IN LATE JUNE, a pack of the city's most powerful real estate interests assembled downtown to hear the details of a potentially lucrative scheme: The city was seeking a developer to build housing on Tenth Avenue near 54th Street. The highest bidder would be free to charge market rents for 80 per cent of the apartments, providing 20 per cent were set aside for low-income tenants. Tax breaks were offered. The deal was sweet enough to attract titans such as The Brodsky Organization, Rockrose Development, Harry Macklowe Real Estate Company, Helmsley-Spear, and Donald Zucker to a prebid conference. Bids are due to the department of Housing Preservation and Development (HPD) September 30.
HPD's description of the site--close to Midtown and in "one of the most popular and vibrant communities in the City"--might sound like a real estate come-on. To many Clinton residents, it also sounds like the city's commitment to affordable housing has gone down the toilet.
The lots for sale are part of the Clinton Urban Renewal Area (CURA), a square bounded by 50th and 56th streets between Tenth and Eleventh avenues. With 22 acres, including vacant lots and empty buildings, CURA is perhaps the largest parcel of developable city-owned land in Manhattan south of 96th Street--and as such, one of the last areas that can be developed to draw "a large influx of white people," says Kalin.
"Luxury and market-rate apartments are not what urban renewal is supposed to be about," says Cappy Haskins.

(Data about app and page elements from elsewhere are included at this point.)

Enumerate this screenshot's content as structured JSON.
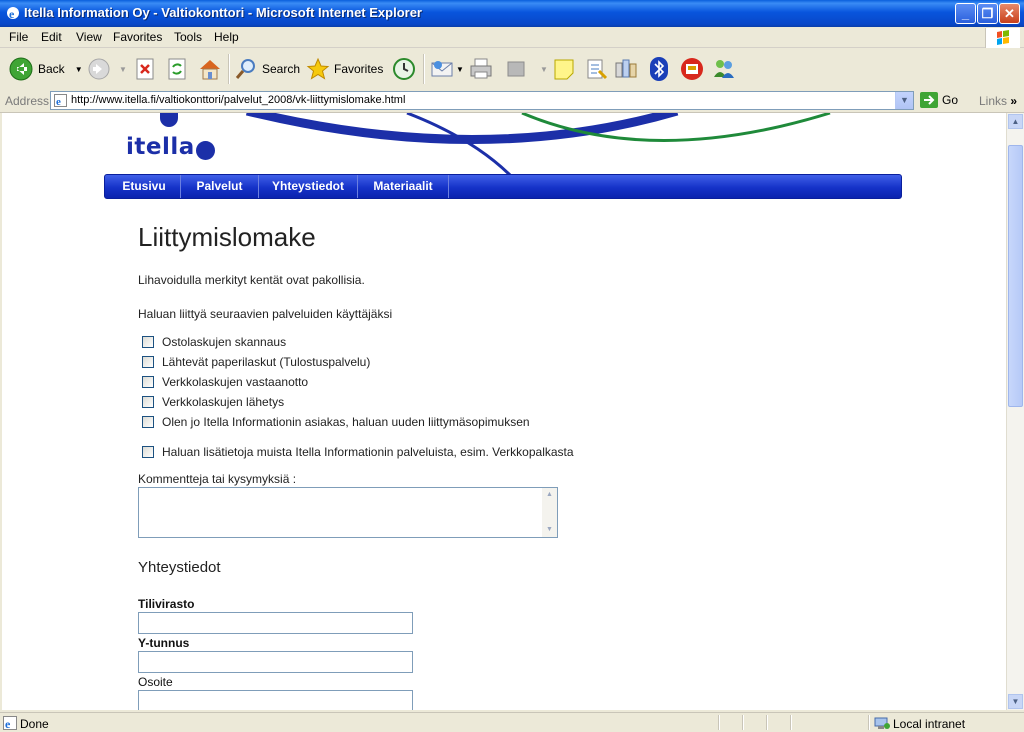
{
  "window": {
    "title": "Itella Information Oy - Valtiokonttori - Microsoft Internet Explorer",
    "buttons": [
      "_",
      "❐",
      "✕"
    ]
  },
  "menu": [
    "File",
    "Edit",
    "View",
    "Favorites",
    "Tools",
    "Help"
  ],
  "toolbar": {
    "back_label": "Back",
    "search_label": "Search",
    "favorites_label": "Favorites"
  },
  "address": {
    "label": "Address",
    "url": "http://www.itella.fi/valtiokonttori/palvelut_2008/vk-liittymislomake.html",
    "go_label": "Go",
    "links_label": "Links"
  },
  "page": {
    "logo_text": "itella",
    "nav": [
      "Etusivu",
      "Palvelut",
      "Yhteystiedot",
      "Materiaalit"
    ],
    "heading": "Liittymislomake",
    "required_note": "Lihavoidulla merkityt kentät ovat pakollisia.",
    "services_intro": "Haluan liittyä seuraavien palveluiden käyttäjäksi",
    "services": [
      "Ostolaskujen skannaus",
      "Lähtevät paperilaskut (Tulostuspalvelu)",
      "Verkkolaskujen vastaanotto",
      "Verkkolaskujen lähetys",
      "Olen jo Itella Informationin asiakas, haluan uuden liittymäsopimuksen"
    ],
    "more_info": "Haluan lisätietoja muista Itella Informationin palveluista, esim. Verkkopalkasta",
    "comments_label": "Kommentteja tai kysymyksiä :",
    "contact_heading": "Yhteystiedot",
    "fields": [
      {
        "label": "Tilivirasto",
        "required": true
      },
      {
        "label": "Y-tunnus",
        "required": true
      },
      {
        "label": "Osoite",
        "required": false
      }
    ]
  },
  "status": {
    "text": "Done",
    "zone": "Local intranet"
  },
  "colors": {
    "brand_blue": "#1c2fa8",
    "nav_blue": "#1532c8",
    "swoosh_green": "#1f8a3a"
  }
}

Haskins moved into a tenement within CURA in 1983 after she and more than two dozen tenants were driven out of a Clinton building by a managing agent who went to jail for his deeds, which included threatening to murder tenants. "HPD's plans are very disturbing." HPD did not return calls for this story.
Tenth Avenue is a prime CURA location, and plans for its development have changed with the mayors. Ed Koch had floated an 80/20 plan for a span of the avenue just blocks south of the site currently up for bid, but it sunk under community opposition. David Dinkins allocated $16 million for a very low and moderate-rent development on the site that HPD is now selling. In the middle of his first term, Rudy Giuliani trimmed that to $10 million, and by 1996, he cut money entirely.
Clinton residents say that HPD's current market-rate plans also serve as sort of a shock tactic aimed at forcing the community to move forward on a long-embattled second CURA parcel. That is a turn-of-the-century tenement called The Flats on Eleventh Avenue between 52nd and 53rd streets. Opened as part of the Model Tenement Movement, The Flats featured a day-care center and co-op store on the first floor, along with a courtyard and exterior stairwells to enhance fresh air and light. But since the city took over the building when it declared the urban renewal area in 1969, the 63-unit Flats has dwindled to housing only 13 families. Four of seven floors are boarded up.